PROBLEM TO WORK ON:
In the entries below, find every line with "External" and copy it.

PROVIDED ENTRIES:
·····
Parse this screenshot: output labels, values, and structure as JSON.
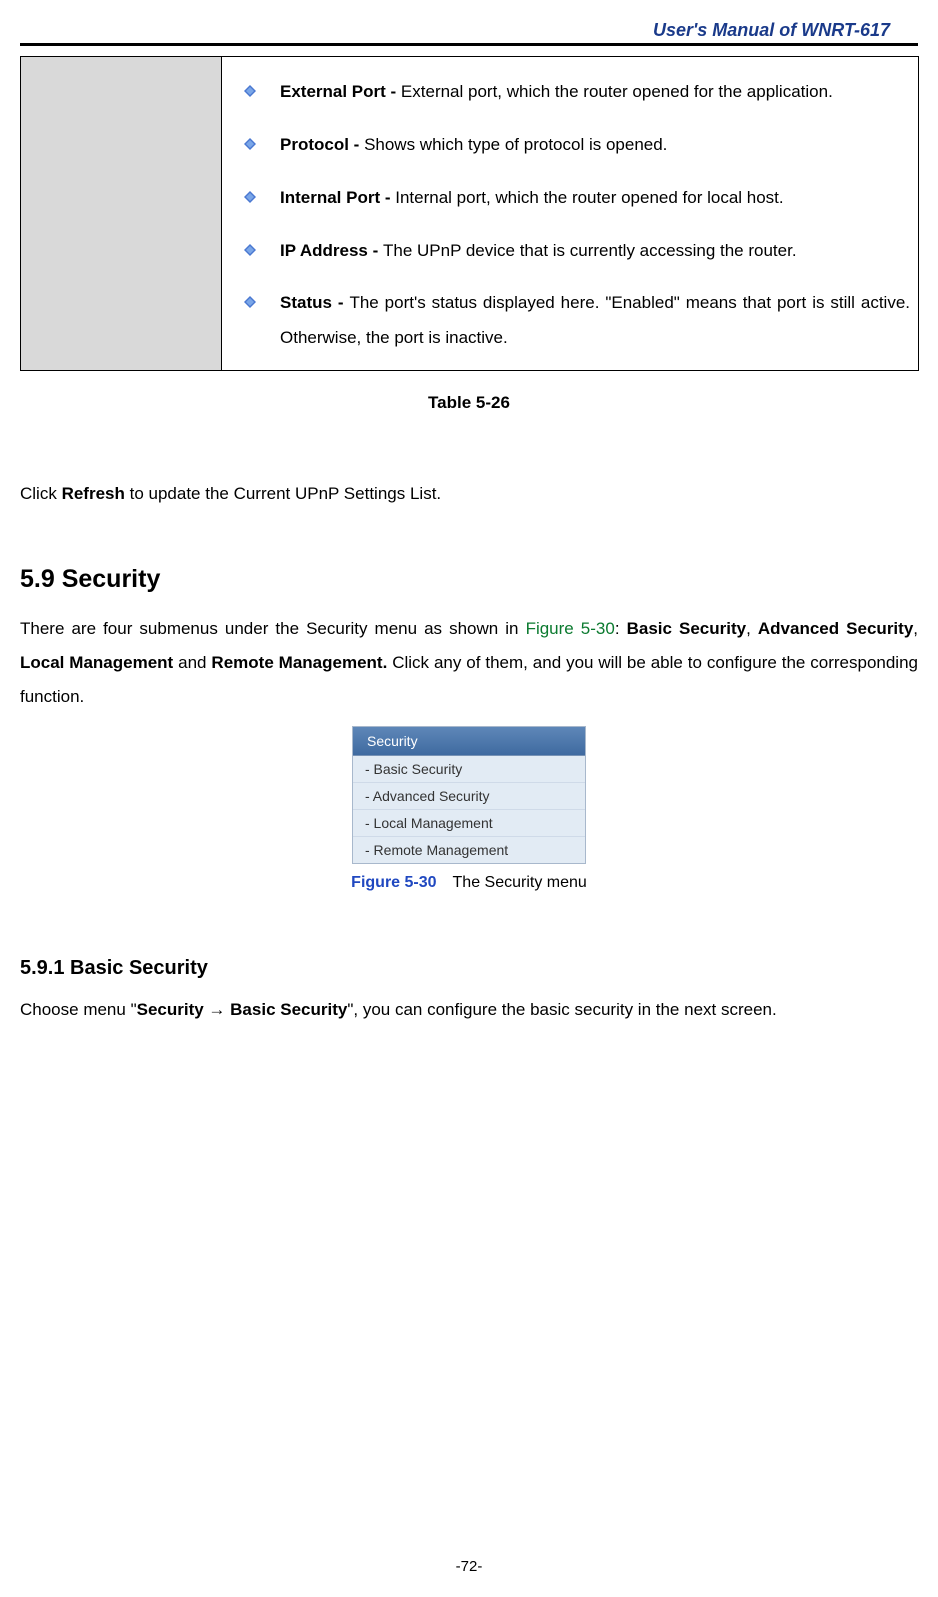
{
  "header": {
    "title": "User's Manual of WNRT-617"
  },
  "table": {
    "items": [
      {
        "term": "External Port - ",
        "desc": "External port, which the router opened for the application."
      },
      {
        "term": "Protocol - ",
        "desc": "Shows which type of protocol is opened."
      },
      {
        "term": "Internal Port - ",
        "desc": "Internal port, which the router opened for local host."
      },
      {
        "term": "IP Address - ",
        "desc": "The UPnP device that is currently accessing the router."
      },
      {
        "term": "Status - ",
        "desc": "The port's status displayed here. \"Enabled\" means that port is still active. Otherwise, the port is inactive."
      }
    ],
    "caption": "Table 5-26"
  },
  "refresh": {
    "pre": "Click ",
    "bold": "Refresh",
    "post": " to update the Current UPnP Settings List."
  },
  "section": {
    "heading": "5.9  Security",
    "p1a": "There are four submenus under the Security menu as shown in ",
    "p1link": "Figure 5-30",
    "p1b": ": ",
    "bs": "Basic Security",
    "comma1": ", ",
    "as": "Advanced Security",
    "comma2": ", ",
    "lm": "Local Management",
    "and": " and ",
    "rm": "Remote Management.",
    "p1c": " Click any of them, and you will be able to configure the corresponding function."
  },
  "menu": {
    "header": "Security",
    "items": [
      "- Basic Security",
      "- Advanced Security",
      "- Local Management",
      "- Remote Management"
    ]
  },
  "figure": {
    "label": "Figure 5-30",
    "caption": "The Security menu"
  },
  "subsection": {
    "heading": "5.9.1  Basic Security",
    "pre": "Choose menu \"",
    "b1": "Security",
    "arrow": " → ",
    "b2": "Basic Security",
    "post": "\", you can configure the basic security in the next screen."
  },
  "pagenum": "-72-"
}
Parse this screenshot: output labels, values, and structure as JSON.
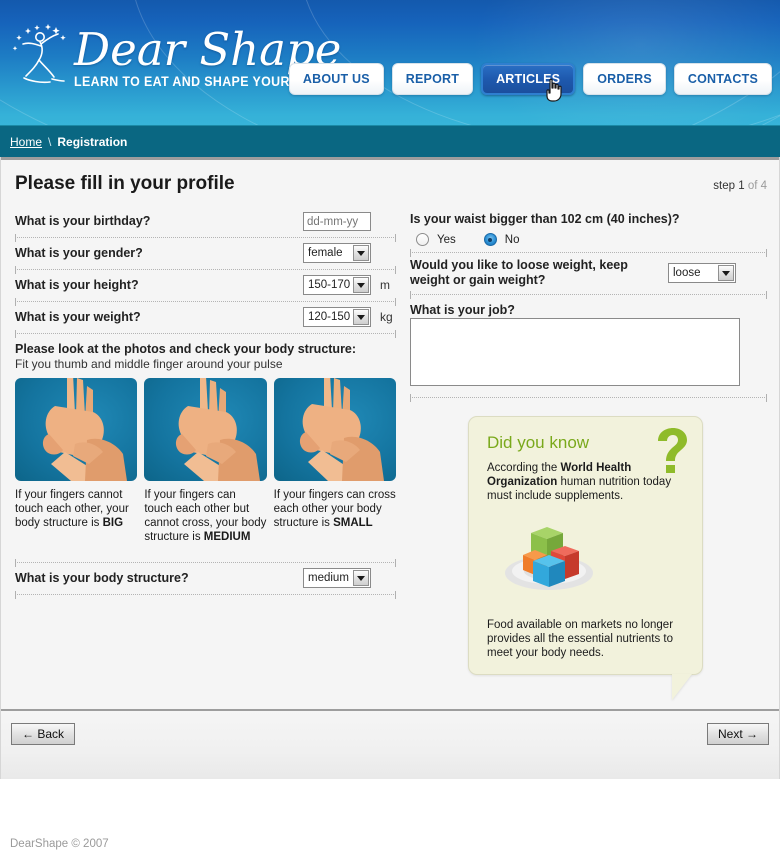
{
  "header": {
    "logo_title": "Dear Shape",
    "logo_tagline": "LEARN TO EAT AND SHAPE YOUR SHAPE!",
    "nav": [
      {
        "label": "ABOUT US",
        "active": false
      },
      {
        "label": "REPORT",
        "active": false
      },
      {
        "label": "ARTICLES",
        "active": true
      },
      {
        "label": "ORDERS",
        "active": false
      },
      {
        "label": "CONTACTS",
        "active": false
      }
    ]
  },
  "breadcrumb": {
    "home": "Home",
    "separator": "\\",
    "current": "Registration"
  },
  "page": {
    "title": "Please fill in your profile",
    "step_label": "step 1",
    "step_total": "of 4"
  },
  "left_column": {
    "birthday": {
      "label": "What is your birthday?",
      "placeholder": "dd-mm-yy",
      "value": ""
    },
    "gender": {
      "label": "What is your gender?",
      "value": "female"
    },
    "height": {
      "label": "What is your height?",
      "value": "150-170",
      "unit": "m"
    },
    "weight": {
      "label": "What is your weight?",
      "value": "120-150",
      "unit": "kg"
    },
    "photos_heading": "Please look at the photos and check your body structure:",
    "photos_note": "Fit you  thumb  and middle finger around your pulse",
    "captions": [
      {
        "text": "If your fingers cannot touch each other, your body structure is ",
        "emphasis": "BIG"
      },
      {
        "text": "If your fingers can touch each other but cannot cross, your body structure is ",
        "emphasis": "MEDIUM"
      },
      {
        "text": "If your fingers can cross each other  your body structure is ",
        "emphasis": "SMALL"
      }
    ],
    "body_structure": {
      "label": "What is your body structure?",
      "value": "medium"
    }
  },
  "right_column": {
    "waist": {
      "label": "Is your waist bigger than 102 cm (40  inches)?",
      "options": [
        {
          "label": "Yes",
          "selected": false
        },
        {
          "label": "No",
          "selected": true
        }
      ]
    },
    "goal": {
      "label": "Would you like to loose weight, keep weight or gain weight?",
      "value": "loose"
    },
    "job": {
      "label": "What is your job?",
      "value": ""
    }
  },
  "callout": {
    "title": "Did you know",
    "icon": "question-mark-icon",
    "body_top_part1": "According the ",
    "body_top_bold": "World Health Organization",
    "body_top_part2": " human nutrition today must include supplements.",
    "body_bottom": "Food available on markets no longer provides all the essential nutrients to meet your body needs."
  },
  "footer": {
    "back_label": "← Back",
    "next_label": "Next →",
    "copyright": "DearShape © 2007"
  },
  "colors": {
    "header_top": "#1459ad",
    "header_bottom": "#37b4d9",
    "breadcrumb_bg": "#0a6782",
    "accent_green": "#7aa91c",
    "callout_bg": "#f2f2dc",
    "content_bg": "#f5f5f5",
    "active_nav": "#1e59ae"
  }
}
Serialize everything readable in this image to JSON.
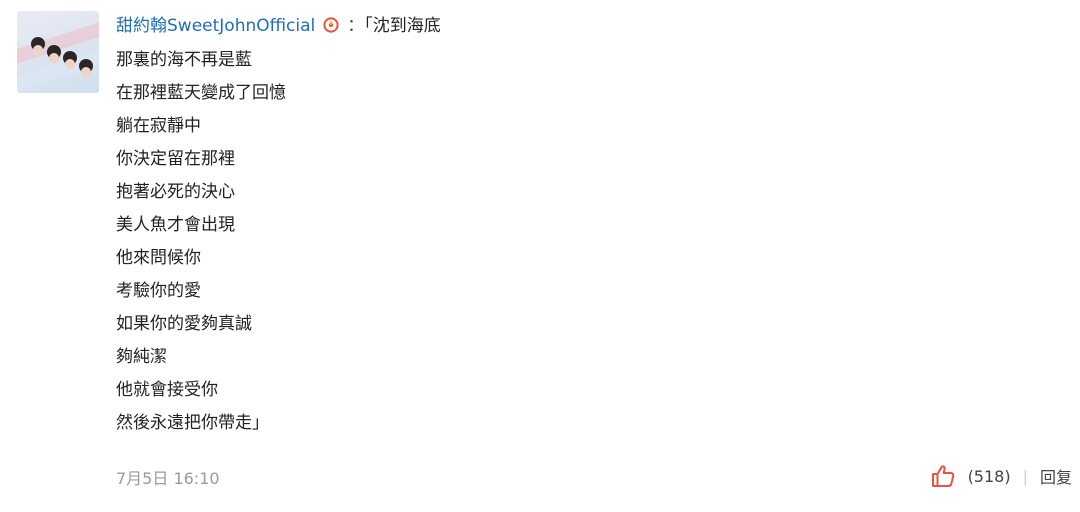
{
  "comment": {
    "username": "甜約翰SweetJohnOfficial",
    "badge_icon": "weibo-music-badge-icon",
    "badge_color": "#e8543f",
    "colon": "：",
    "lines": [
      "「沈到海底",
      "那裏的海不再是藍",
      "在那裡藍天變成了回憶",
      "躺在寂靜中",
      "你決定留在那裡",
      "抱著必死的決心",
      "美人魚才會出現",
      "他來問候你",
      "考驗你的愛",
      "如果你的愛夠真誠",
      "夠純潔",
      "他就會接受你",
      "然後永遠把你帶走」"
    ],
    "timestamp": "7月5日 16:10",
    "like_icon": "thumbs-up-icon",
    "like_icon_color": "#e8543f",
    "like_count": "(518)",
    "divider": "|",
    "reply_label": "回复"
  }
}
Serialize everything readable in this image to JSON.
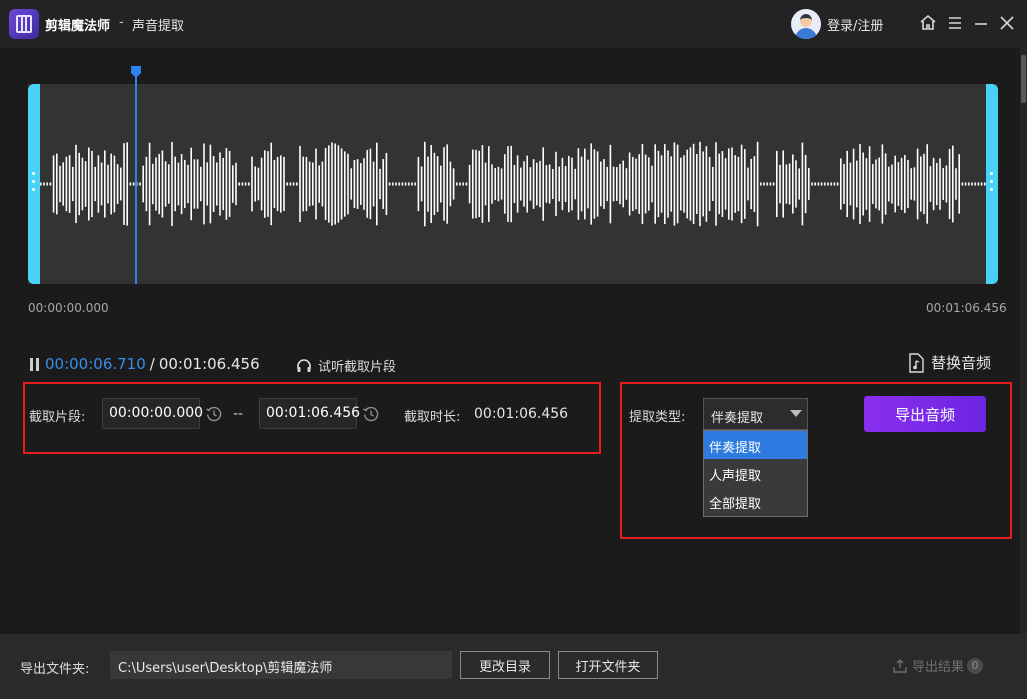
{
  "app": {
    "title": "剪辑魔法师",
    "separator": "-",
    "subtitle": "声音提取"
  },
  "header": {
    "login_label": "登录/注册",
    "icons": [
      "home-icon",
      "menu-icon",
      "minimize-icon",
      "close-icon"
    ]
  },
  "waveform": {
    "start_time": "00:00:00.000",
    "end_time": "00:01:06.456",
    "playhead_fraction": 0.101
  },
  "playback": {
    "current_time": "00:00:06.710",
    "separator": "/",
    "total_time": "00:01:06.456",
    "listen_label": "试听截取片段",
    "replace_label": "替换音频"
  },
  "clip": {
    "label": "截取片段:",
    "start_value": "00:00:00.000",
    "dash": "--",
    "end_value": "00:01:06.456",
    "duration_label": "截取时长:",
    "duration_value": "00:01:06.456"
  },
  "extract": {
    "type_label": "提取类型:",
    "selected": "伴奏提取",
    "options": [
      "伴奏提取",
      "人声提取",
      "全部提取"
    ],
    "export_label": "导出音频"
  },
  "footer": {
    "output_label": "导出文件夹:",
    "output_path": "C:\\Users\\user\\Desktop\\剪辑魔法师",
    "change_dir_label": "更改目录",
    "open_folder_label": "打开文件夹",
    "result_label": "导出结果",
    "result_count": "0"
  },
  "colors": {
    "accent_blue": "#3a8ee8",
    "handle_cyan": "#48d2f7",
    "export_purple": "#8a2ff0",
    "highlight_red": "#e51d1d"
  }
}
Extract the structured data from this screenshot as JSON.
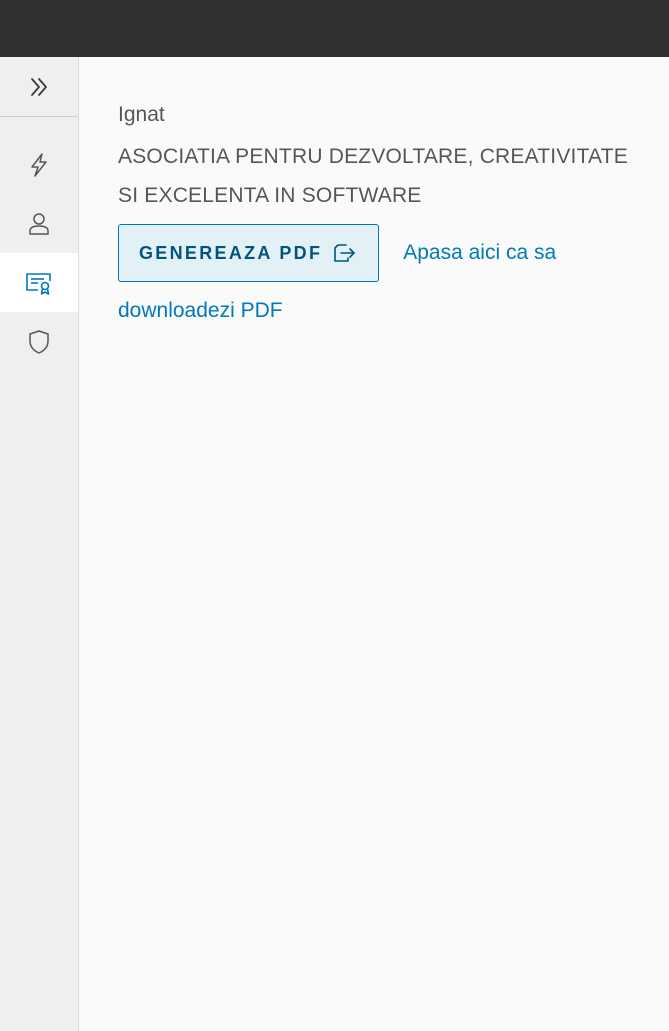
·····
ANSWER BOX:
        "term": "External Port - ",
        "desc": "External port, which the router opened for the application."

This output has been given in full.